WHAT THIS TASK INVOLVES: Work out how many lines below contain the word "Video", then give that number alone.

────

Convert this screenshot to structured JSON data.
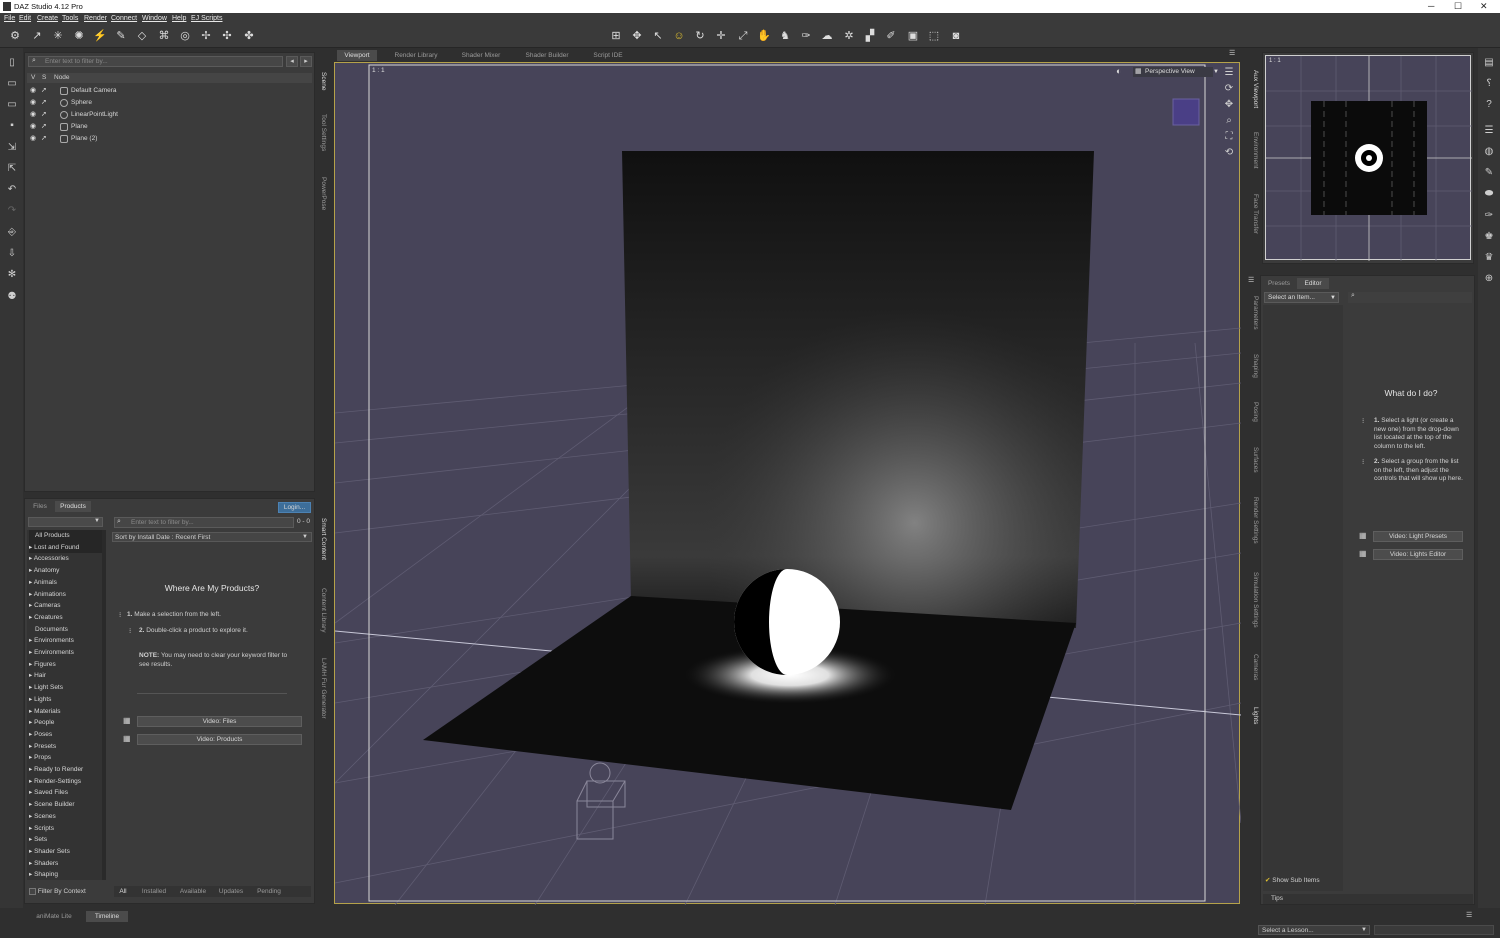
{
  "window": {
    "title": "DAZ Studio 4.12 Pro",
    "controls": [
      "─",
      "☐",
      "✕"
    ]
  },
  "menu": [
    "File",
    "Edit",
    "Create",
    "Tools",
    "Render",
    "Connect",
    "Window",
    "Help",
    "EJ Scripts"
  ],
  "scene": {
    "filter_placeholder": "Enter text to filter by...",
    "col_v": "V",
    "col_s": "S",
    "col_node": "Node",
    "nodes": [
      "Default Camera",
      "Sphere",
      "LinearPointLight",
      "Plane",
      "Plane (2)"
    ]
  },
  "left_vtabs": [
    "Scene",
    "Tool Settings",
    "PowerPose"
  ],
  "left_vtabs2": [
    "Smart Content",
    "Content Library",
    "LAMH Fur Generator"
  ],
  "content": {
    "tabs": [
      "Files",
      "Products"
    ],
    "login": "Login...",
    "filter_placeholder": "Enter text to filter by...",
    "count": "0 - 0",
    "sort": "Sort by Install Date : Recent First",
    "categories": [
      "All Products",
      "Lost and Found",
      "Accessories",
      "Anatomy",
      "Animals",
      "Animations",
      "Cameras",
      "Creatures",
      "Documents",
      "Environments",
      "Environments",
      "Figures",
      "Hair",
      "Light Sets",
      "Lights",
      "Materials",
      "People",
      "Poses",
      "Presets",
      "Props",
      "Ready to Render",
      "Render-Settings",
      "Saved Files",
      "Scene Builder",
      "Scenes",
      "Scripts",
      "Sets",
      "Shader Sets",
      "Shaders",
      "Shaping"
    ],
    "heading": "Where Are My Products?",
    "step1_num": "1.",
    "step1": "Make a selection from the left.",
    "step2_num": "2.",
    "step2": "Double-click a product to explore it.",
    "note_label": "NOTE:",
    "note": "You may need to clear your keyword filter to see results.",
    "video_files": "Video: Files",
    "video_products": "Video: Products",
    "filter_by_context": "Filter By Context",
    "bottom_tabs": [
      "All",
      "Installed",
      "Available",
      "Updates",
      "Pending"
    ]
  },
  "viewport": {
    "tabs": [
      "Viewport",
      "Render Library",
      "Shader Mixer",
      "Shader Builder",
      "Script IDE"
    ],
    "ratio": "1 : 1",
    "view": "Perspective View"
  },
  "aux": {
    "ratio": "1 : 1"
  },
  "right_vtabs": [
    "Aux Viewport",
    "Environment",
    "Face Transfer"
  ],
  "right_vtabs2": [
    "Parameters",
    "Shaping",
    "Posing",
    "Surfaces",
    "Render Settings",
    "Simulation Settings",
    "Cameras",
    "Lights"
  ],
  "lights": {
    "tabs": [
      "Presets",
      "Editor"
    ],
    "select": "Select an Item...",
    "heading": "What do I do?",
    "step1_num": "1.",
    "step1": "Select a light (or create a new one) from the drop-down list located at the top of the column to the left.",
    "step2_num": "2.",
    "step2": "Select a group from the list on the left, then adjust the controls that will show up here.",
    "video_presets": "Video: Light Presets",
    "video_editor": "Video: Lights Editor",
    "show_sub": "Show Sub Items",
    "tips": "Tips"
  },
  "bottom": {
    "tabs": [
      "aniMate Lite",
      "Timeline"
    ],
    "lesson": "Select a Lesson..."
  }
}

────

ANSWER SECTION: 4